(Stored dataset items)
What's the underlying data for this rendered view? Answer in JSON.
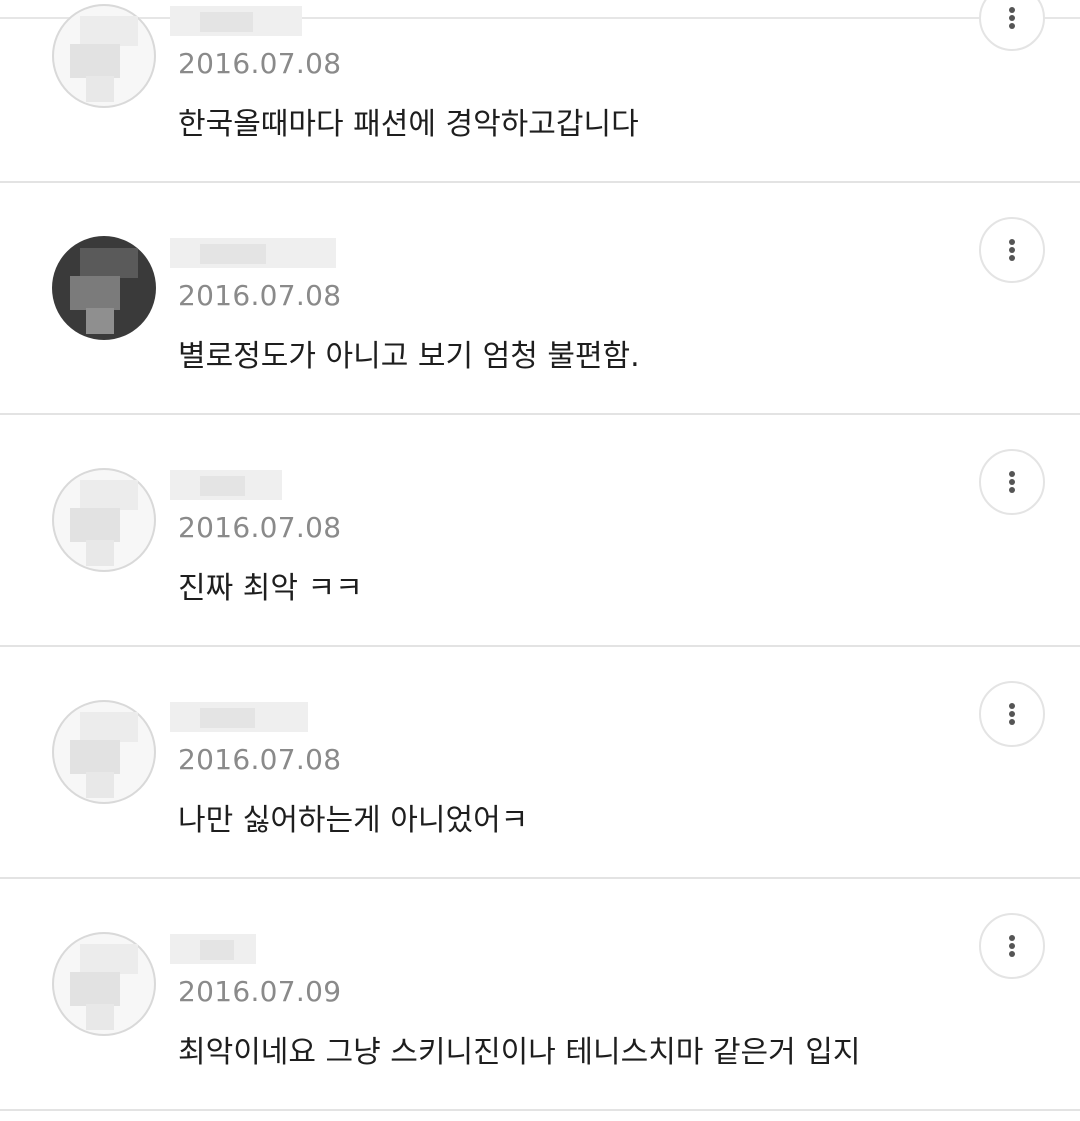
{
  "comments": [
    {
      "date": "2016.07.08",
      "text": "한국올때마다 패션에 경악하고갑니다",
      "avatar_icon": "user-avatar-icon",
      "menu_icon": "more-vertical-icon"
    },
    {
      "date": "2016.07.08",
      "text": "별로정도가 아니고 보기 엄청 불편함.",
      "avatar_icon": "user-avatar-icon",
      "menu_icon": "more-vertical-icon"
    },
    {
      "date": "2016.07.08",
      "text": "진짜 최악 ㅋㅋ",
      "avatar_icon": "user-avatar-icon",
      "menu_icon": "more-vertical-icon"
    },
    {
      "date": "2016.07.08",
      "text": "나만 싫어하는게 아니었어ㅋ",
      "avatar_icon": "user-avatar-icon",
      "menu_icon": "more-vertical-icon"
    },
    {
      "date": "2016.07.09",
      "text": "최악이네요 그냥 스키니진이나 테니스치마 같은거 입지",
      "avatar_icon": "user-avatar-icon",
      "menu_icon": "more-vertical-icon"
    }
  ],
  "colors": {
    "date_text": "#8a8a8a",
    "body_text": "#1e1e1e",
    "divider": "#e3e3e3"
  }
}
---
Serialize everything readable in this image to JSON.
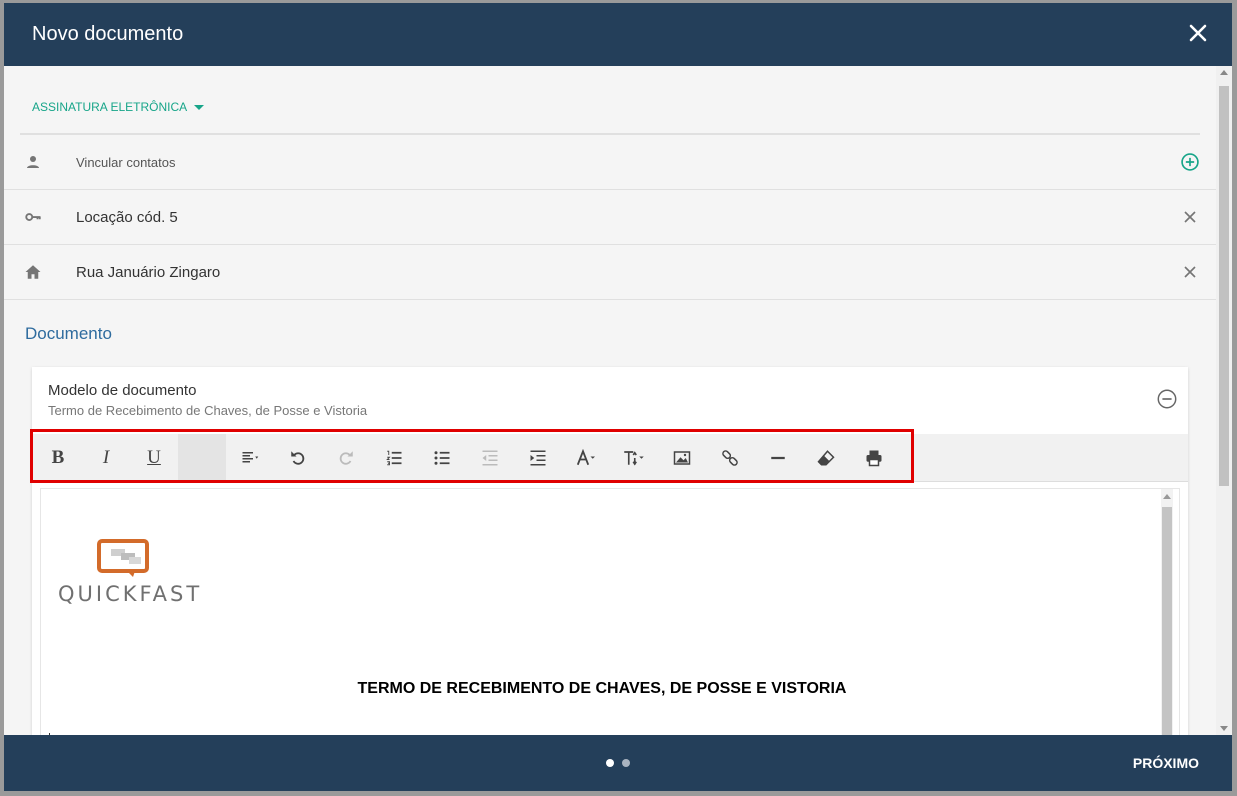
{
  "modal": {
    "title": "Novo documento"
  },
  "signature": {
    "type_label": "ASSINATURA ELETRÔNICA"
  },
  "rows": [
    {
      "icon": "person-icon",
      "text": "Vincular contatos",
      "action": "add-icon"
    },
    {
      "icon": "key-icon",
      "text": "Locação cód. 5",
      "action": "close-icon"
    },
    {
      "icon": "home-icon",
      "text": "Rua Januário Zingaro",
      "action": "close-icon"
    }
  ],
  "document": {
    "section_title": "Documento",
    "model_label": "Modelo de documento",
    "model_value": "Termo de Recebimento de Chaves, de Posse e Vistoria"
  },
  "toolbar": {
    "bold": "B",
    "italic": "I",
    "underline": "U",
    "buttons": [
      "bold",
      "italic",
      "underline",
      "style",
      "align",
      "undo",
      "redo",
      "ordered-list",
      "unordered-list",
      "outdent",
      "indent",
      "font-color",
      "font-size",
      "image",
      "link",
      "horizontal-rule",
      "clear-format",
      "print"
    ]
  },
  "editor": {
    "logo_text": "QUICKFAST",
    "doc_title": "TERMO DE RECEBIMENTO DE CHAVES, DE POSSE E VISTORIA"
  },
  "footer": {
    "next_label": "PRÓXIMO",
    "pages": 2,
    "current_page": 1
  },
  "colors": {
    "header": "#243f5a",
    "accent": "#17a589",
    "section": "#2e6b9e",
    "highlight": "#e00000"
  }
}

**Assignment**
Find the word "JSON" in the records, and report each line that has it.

**Result**
What's the underlying data for this rendered view? Answer in JSON.
Serialize everything readable in this image to JSON.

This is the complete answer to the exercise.